TASK OBJECTIVE: Where in the material does the word "current" appear? Copy each line that has it.

PROVIDED INFORMATION:
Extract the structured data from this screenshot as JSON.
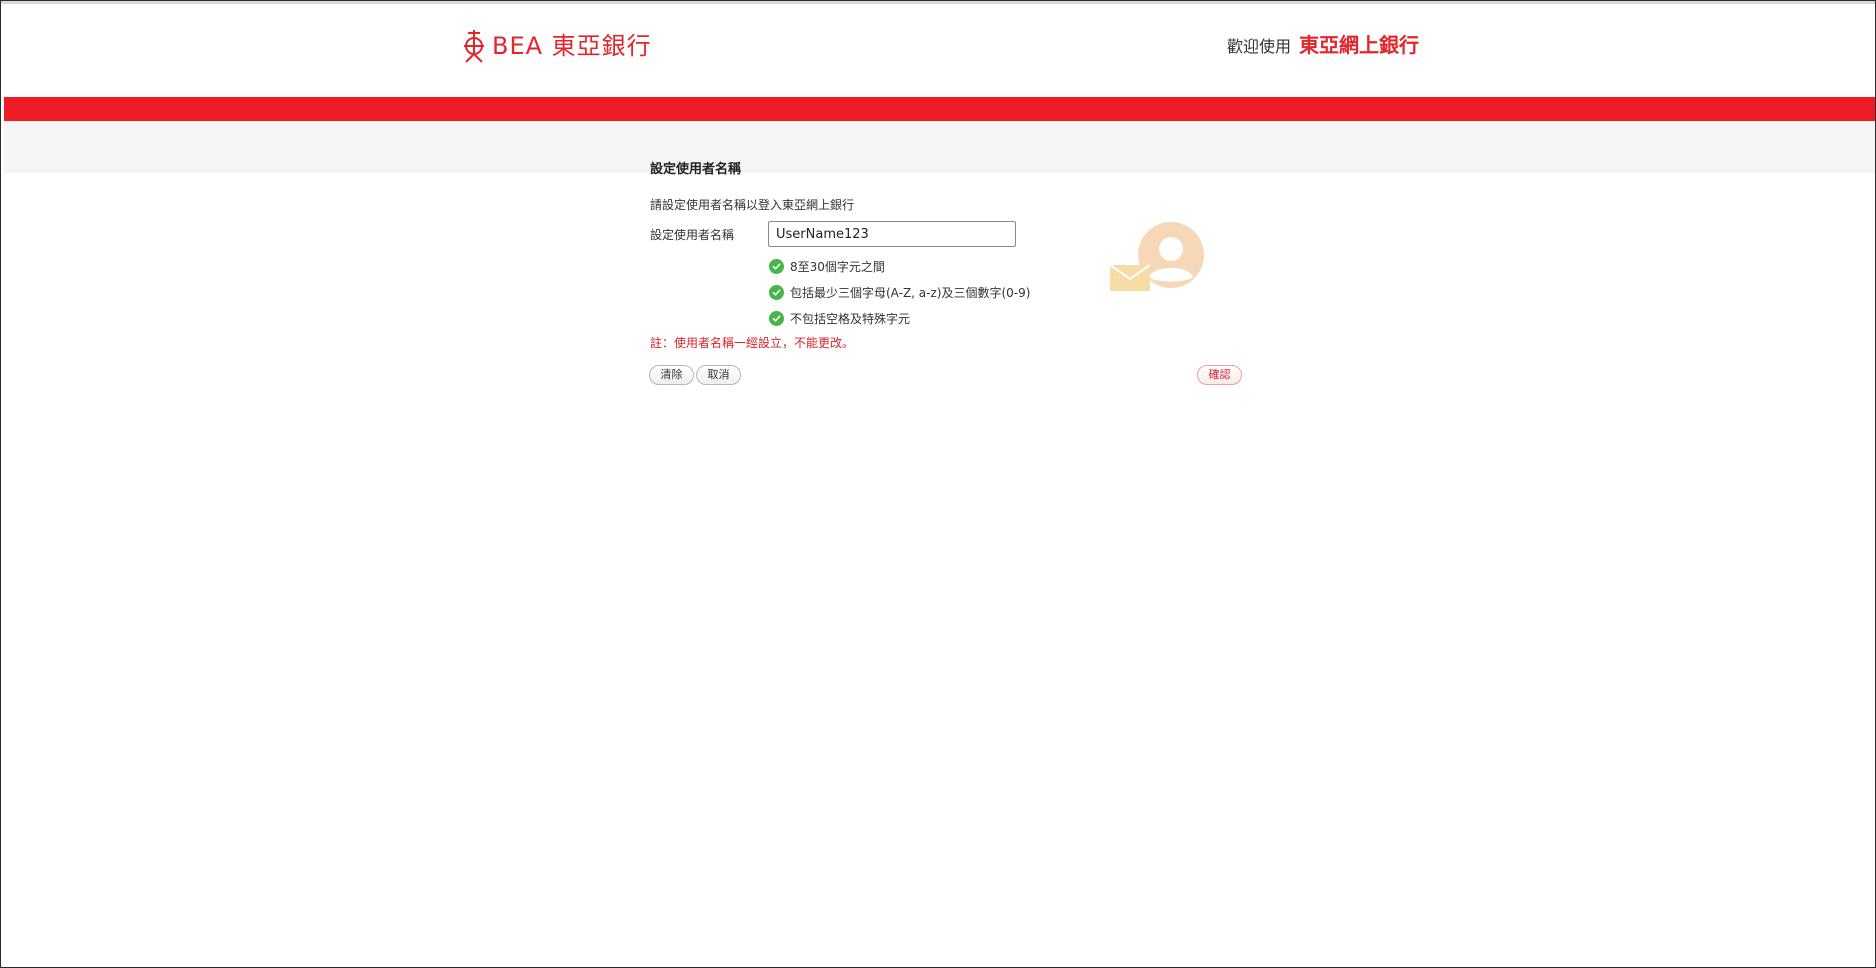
{
  "header": {
    "logo_text": "BEA 東亞銀行",
    "welcome_prefix": "歡迎使用",
    "welcome_brand": "東亞網上銀行"
  },
  "form": {
    "title": "設定使用者名稱",
    "intro": "請設定使用者名稱以登入東亞網上銀行",
    "username_label": "設定使用者名稱",
    "username_value": "UserName123",
    "rules": [
      {
        "text": "8至30個字元之間",
        "icon": "check-circle-icon"
      },
      {
        "text": "包括最少三個字母(A-Z, a-z)及三個數字(0-9)",
        "icon": "check-circle-icon"
      },
      {
        "text": "不包括空格及特殊字元",
        "icon": "check-circle-icon"
      }
    ],
    "note": "註：使用者名稱一經設立，不能更改。"
  },
  "buttons": {
    "clear": "清除",
    "cancel": "取消",
    "confirm": "確認"
  },
  "colors": {
    "brand_red": "#ee1c24",
    "check_green": "#45b649",
    "note_red": "#d9232d",
    "band_grey": "#f5f5f5"
  }
}
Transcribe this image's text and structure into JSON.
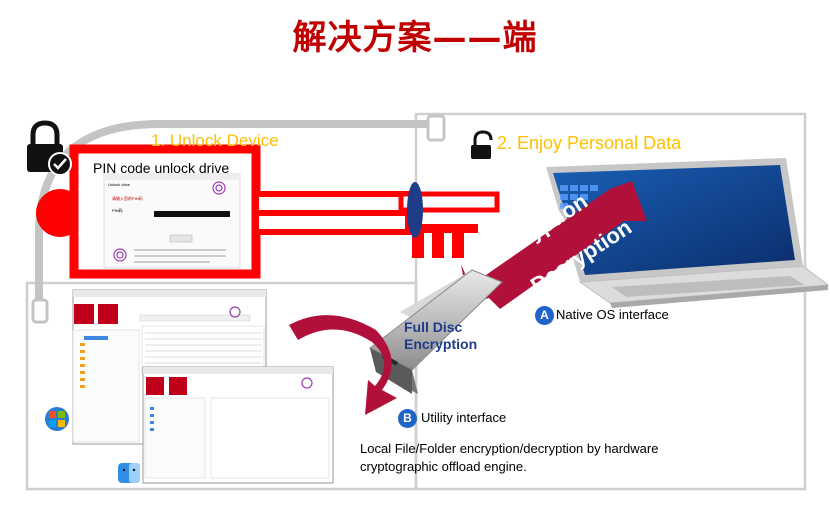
{
  "title": "解决方案——端",
  "step1_label": "1. Unlock Device",
  "step2_label": "2. Enjoy Personal Data",
  "pin_dialog_title": "PIN code unlock drive",
  "arrow_encryption": "Encryption",
  "arrow_decryption": "Decryption",
  "drive_label_line1": "Full Disc",
  "drive_label_line2": "Encryption",
  "interface_a_badge": "A",
  "interface_a_label": "Native OS interface",
  "interface_b_badge": "B",
  "interface_b_label": "Utility interface",
  "description": "Local File/Folder encryption/decryption by hardware cryptographic offload engine.",
  "colors": {
    "title": "#c00000",
    "step_text": "#ffc000",
    "key_red": "#ff0000",
    "arrow_red": "#b0103a",
    "badge_blue": "#1f64c8",
    "drive_text": "#1f3c88"
  },
  "icons": [
    "lock-check-icon",
    "unlocked-padlock-icon",
    "windows-logo-icon",
    "mac-finder-icon",
    "fingerprint-icon"
  ]
}
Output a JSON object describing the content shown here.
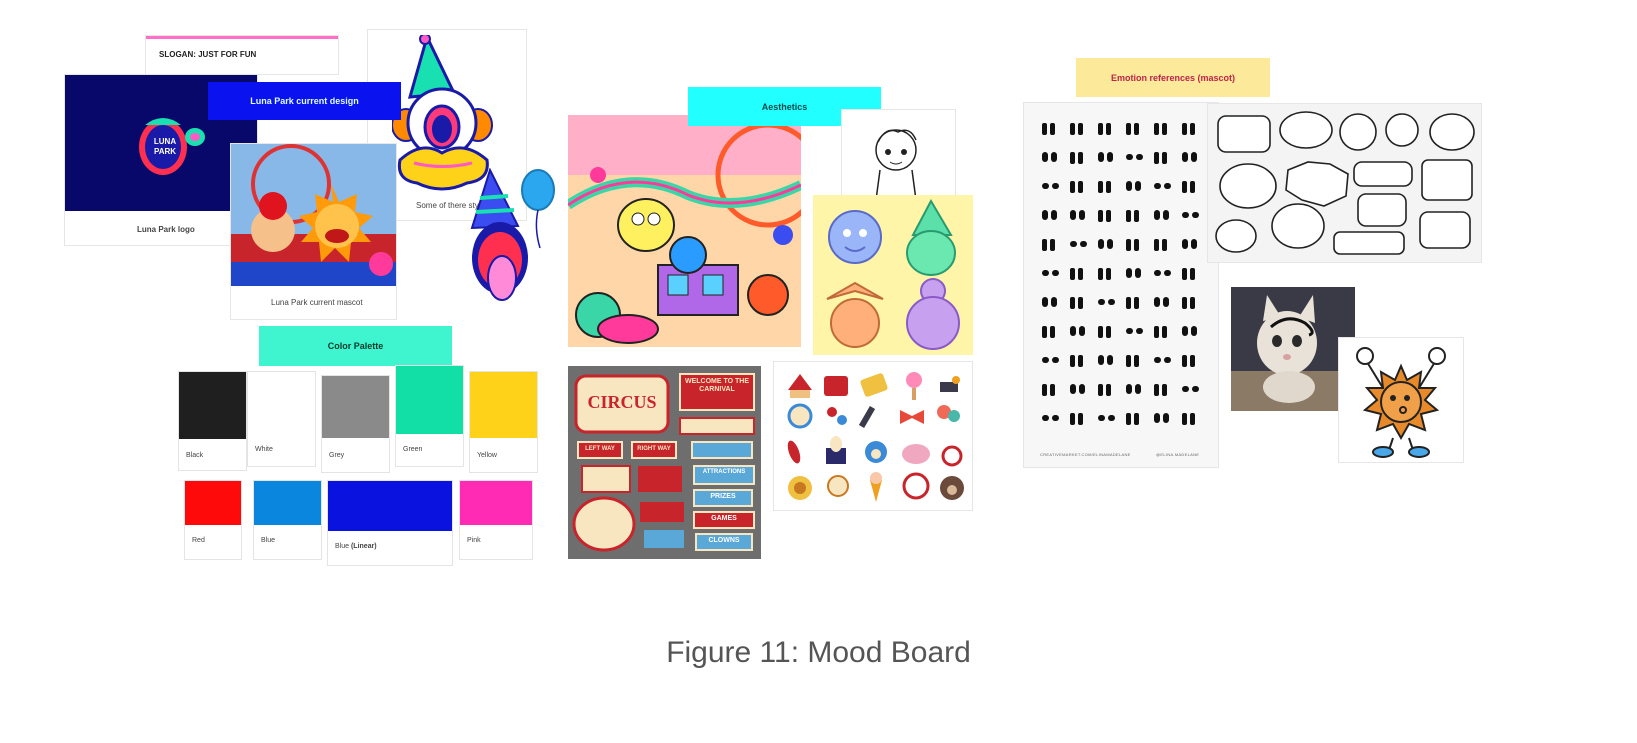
{
  "slogan": "SLOGAN: JUST FOR FUN",
  "sticky_current_design": "Luna Park current design",
  "logo_text": "LUNA\nPARK",
  "logo_caption": "Luna Park logo",
  "mascot_caption": "Luna Park current mascot",
  "style_caption": "Some of there style",
  "sticky_aesthetics": "Aesthetics",
  "sticky_emotions": "Emotion references (mascot)",
  "sticky_palette": "Color Palette",
  "palette": [
    {
      "name": "Black",
      "color": "#1f1f1f"
    },
    {
      "name": "White",
      "color": "#ffffff"
    },
    {
      "name": "Grey",
      "color": "#8a8a8a"
    },
    {
      "name": "Green",
      "color": "#12dfa6"
    },
    {
      "name": "Yellow",
      "color": "#ffd21a"
    },
    {
      "name": "Red",
      "color": "#ff0a0a"
    },
    {
      "name": "Blue",
      "color": "#0b86df"
    },
    {
      "name": "Blue",
      "color": "#0a12e0",
      "suffix": "(Linear)"
    },
    {
      "name": "Pink",
      "color": "#ff2bb5"
    }
  ],
  "circus_signs": [
    "WELCOME TO THE CARNIVAL",
    "CIRCUS",
    "LEFT WAY",
    "RIGHT WAY",
    "ATTRACTIONS",
    "PRIZES",
    "GAMES",
    "CLOWNS"
  ],
  "emotion_credits": [
    "CREATIVEMARKET.COM/ELINAMADELANE",
    "@ELINA.MADELANE"
  ],
  "figure_caption": "Figure 11: Mood Board",
  "colors": {
    "sticky_blue": "#0a12f0",
    "sticky_cyan": "#22ffff",
    "sticky_mint": "#3ff5cf",
    "sticky_yellow": "#fde99a",
    "slogan_bar": "#ff6ec7",
    "logo_bg": "#07086a"
  }
}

SOLUTION FOR THIS TASK:
  "sticky_current_design": "Luna Park current design",
  "mascot_caption": "Luna Park current mascot",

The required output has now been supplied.